START EXCERPTED RECORDS
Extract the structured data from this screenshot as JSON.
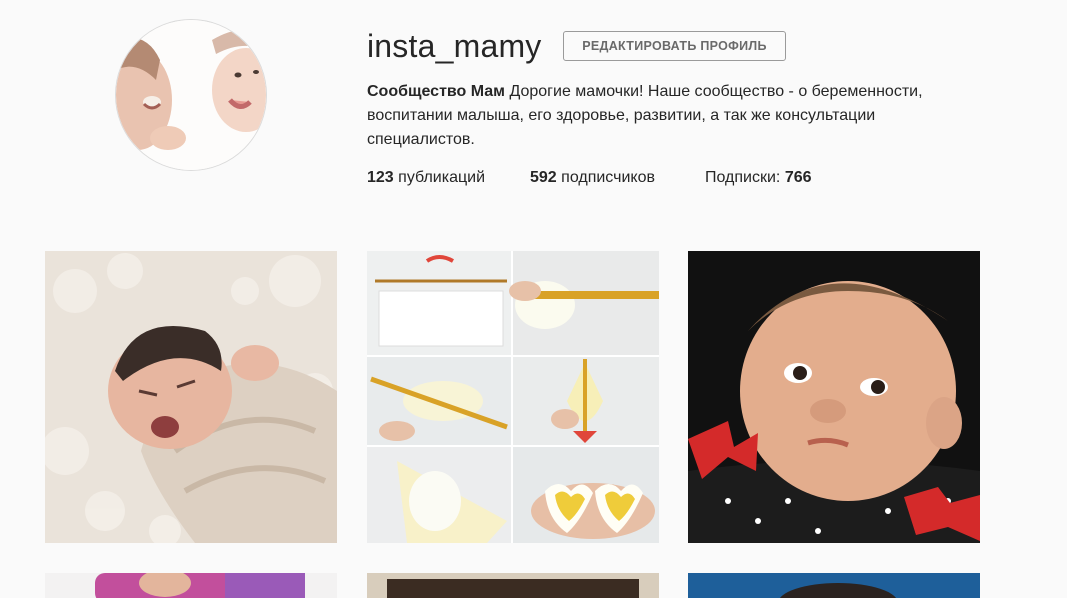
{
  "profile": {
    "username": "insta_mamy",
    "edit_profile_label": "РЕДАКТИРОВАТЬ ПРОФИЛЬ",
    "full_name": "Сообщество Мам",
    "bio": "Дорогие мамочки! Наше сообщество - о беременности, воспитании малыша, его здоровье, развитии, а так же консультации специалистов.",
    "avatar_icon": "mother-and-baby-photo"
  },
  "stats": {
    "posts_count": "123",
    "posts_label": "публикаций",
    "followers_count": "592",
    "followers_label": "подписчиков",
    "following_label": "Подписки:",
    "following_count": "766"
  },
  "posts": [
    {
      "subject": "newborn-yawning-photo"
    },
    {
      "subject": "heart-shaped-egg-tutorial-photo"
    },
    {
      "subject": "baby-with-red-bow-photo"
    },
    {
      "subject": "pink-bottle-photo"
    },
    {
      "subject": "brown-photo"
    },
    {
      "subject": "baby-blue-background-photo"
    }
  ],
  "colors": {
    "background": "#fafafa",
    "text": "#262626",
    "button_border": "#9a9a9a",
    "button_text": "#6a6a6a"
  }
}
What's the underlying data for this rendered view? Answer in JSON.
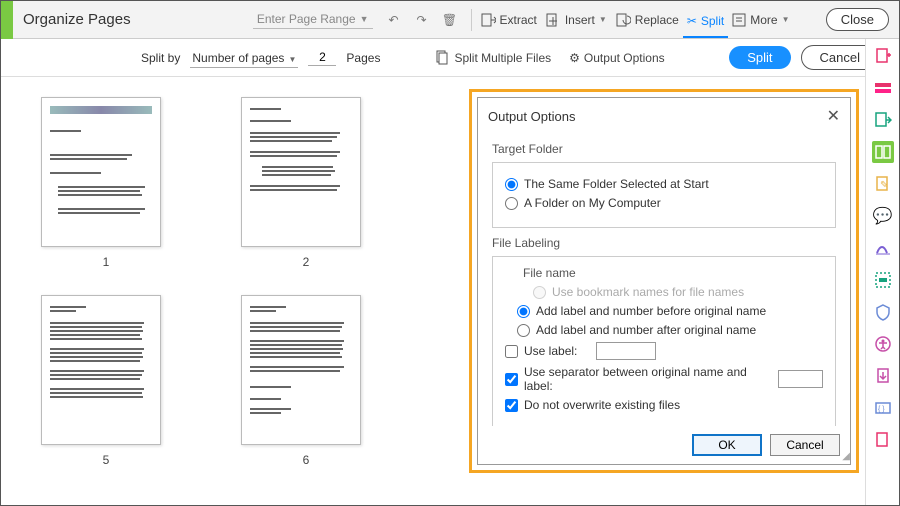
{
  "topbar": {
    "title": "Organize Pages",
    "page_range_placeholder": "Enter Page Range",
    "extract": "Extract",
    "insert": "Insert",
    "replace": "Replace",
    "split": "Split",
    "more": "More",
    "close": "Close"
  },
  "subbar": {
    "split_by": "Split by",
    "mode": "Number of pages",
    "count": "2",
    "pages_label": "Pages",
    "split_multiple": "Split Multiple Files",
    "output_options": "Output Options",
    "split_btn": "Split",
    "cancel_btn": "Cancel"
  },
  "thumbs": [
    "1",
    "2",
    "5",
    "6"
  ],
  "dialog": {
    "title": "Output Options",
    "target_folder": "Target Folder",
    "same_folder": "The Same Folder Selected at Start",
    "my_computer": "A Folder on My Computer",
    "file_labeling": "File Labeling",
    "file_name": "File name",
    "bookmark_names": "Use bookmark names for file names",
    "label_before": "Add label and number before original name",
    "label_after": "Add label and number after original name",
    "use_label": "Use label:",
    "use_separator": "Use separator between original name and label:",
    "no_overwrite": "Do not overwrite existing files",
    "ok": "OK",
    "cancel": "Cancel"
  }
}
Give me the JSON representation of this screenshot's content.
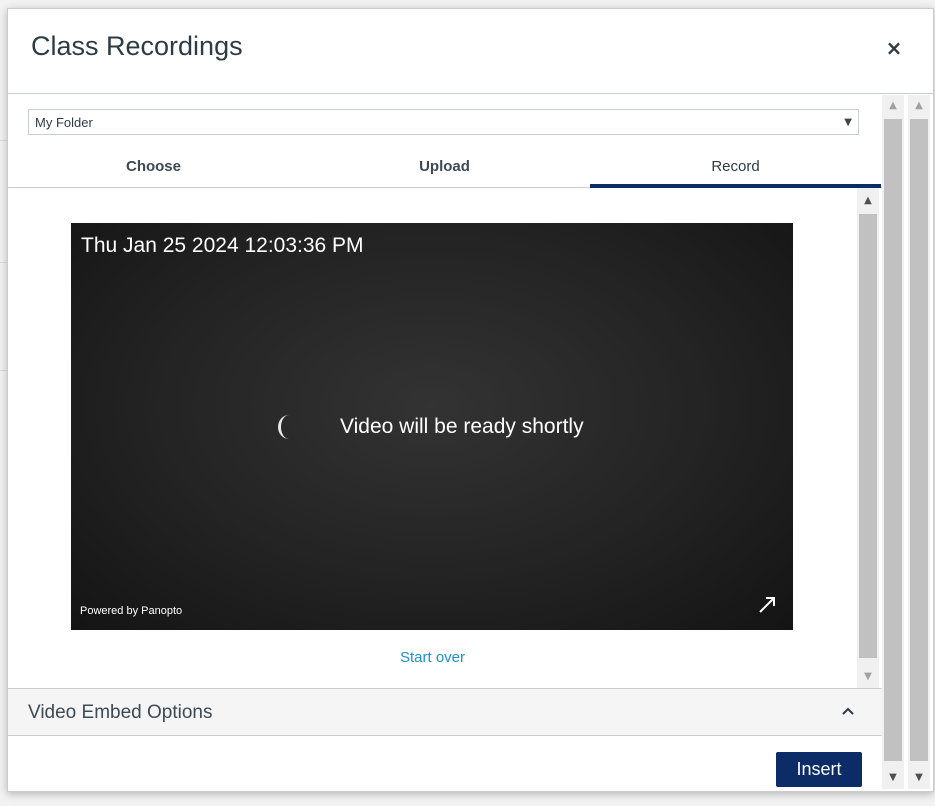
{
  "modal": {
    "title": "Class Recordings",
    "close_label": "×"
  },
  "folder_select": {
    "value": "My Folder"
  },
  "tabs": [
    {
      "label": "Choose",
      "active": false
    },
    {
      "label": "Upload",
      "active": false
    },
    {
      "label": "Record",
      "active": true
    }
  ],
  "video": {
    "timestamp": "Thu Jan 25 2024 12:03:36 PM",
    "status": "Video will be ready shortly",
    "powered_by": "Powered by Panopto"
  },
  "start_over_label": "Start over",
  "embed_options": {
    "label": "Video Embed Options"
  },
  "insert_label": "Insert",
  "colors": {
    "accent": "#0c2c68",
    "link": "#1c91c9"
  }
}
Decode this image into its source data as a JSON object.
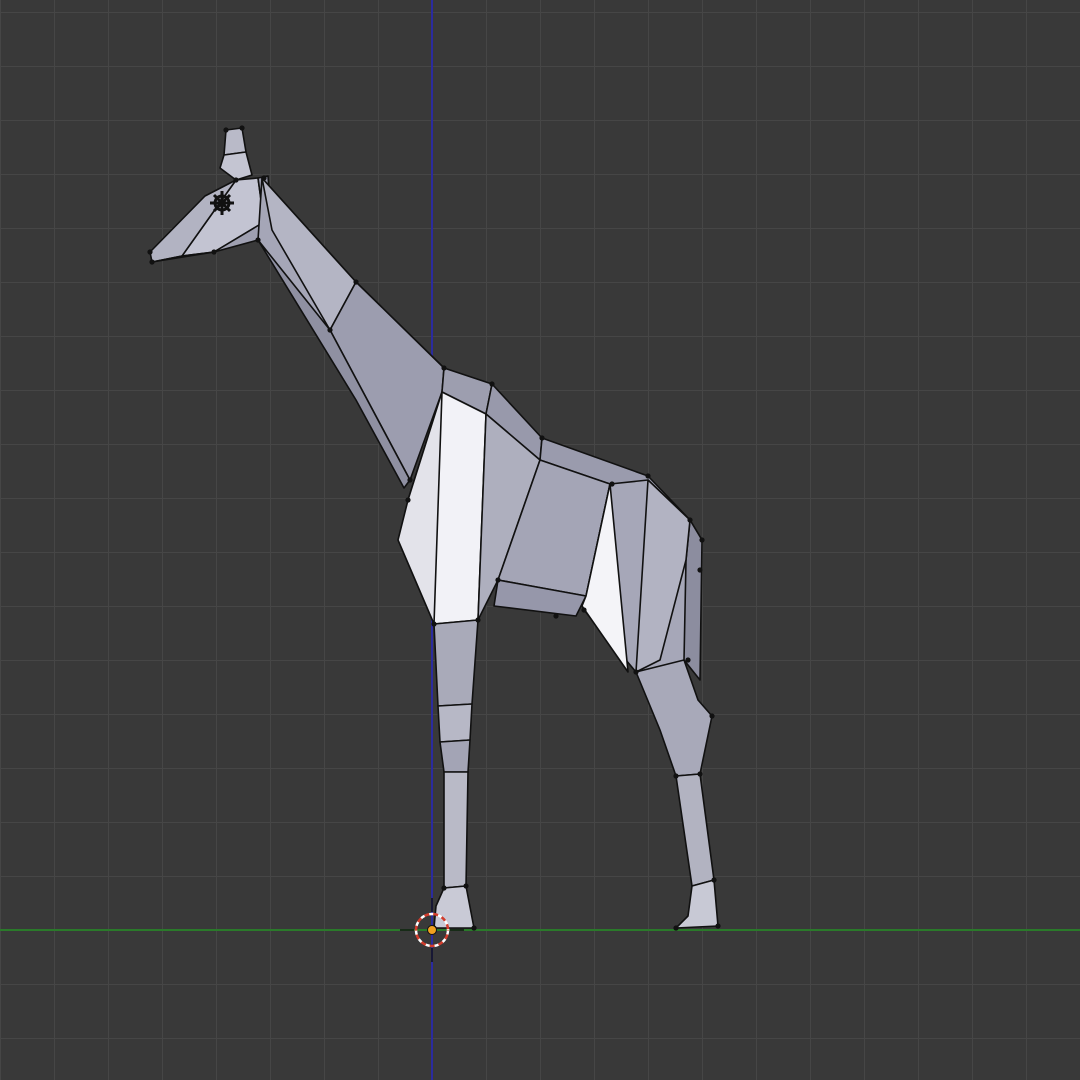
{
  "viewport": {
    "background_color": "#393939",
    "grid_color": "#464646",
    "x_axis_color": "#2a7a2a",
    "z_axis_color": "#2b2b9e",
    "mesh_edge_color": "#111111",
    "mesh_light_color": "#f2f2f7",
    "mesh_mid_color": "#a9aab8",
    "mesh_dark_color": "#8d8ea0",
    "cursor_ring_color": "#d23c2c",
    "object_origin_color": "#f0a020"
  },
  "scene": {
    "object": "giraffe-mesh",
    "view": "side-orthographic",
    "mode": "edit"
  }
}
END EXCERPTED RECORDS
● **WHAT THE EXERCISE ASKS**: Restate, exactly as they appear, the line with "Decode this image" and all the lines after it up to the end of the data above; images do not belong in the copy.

● **RESPONSE**:
Decode this image into its source data as a JSON object.
{
  "viewport": {
    "background_color": "#393939",
    "grid_color": "#464646",
    "x_axis_color": "#2a7a2a",
    "z_axis_color": "#2b2b9e",
    "mesh_edge_color": "#111111",
    "mesh_light_color": "#f2f2f7",
    "mesh_mid_color": "#a9aab8",
    "mesh_dark_color": "#8d8ea0",
    "cursor_ring_color": "#d23c2c",
    "object_origin_color": "#f0a020"
  },
  "scene": {
    "object": "giraffe-mesh",
    "view": "side-orthographic",
    "mode": "edit"
  }
}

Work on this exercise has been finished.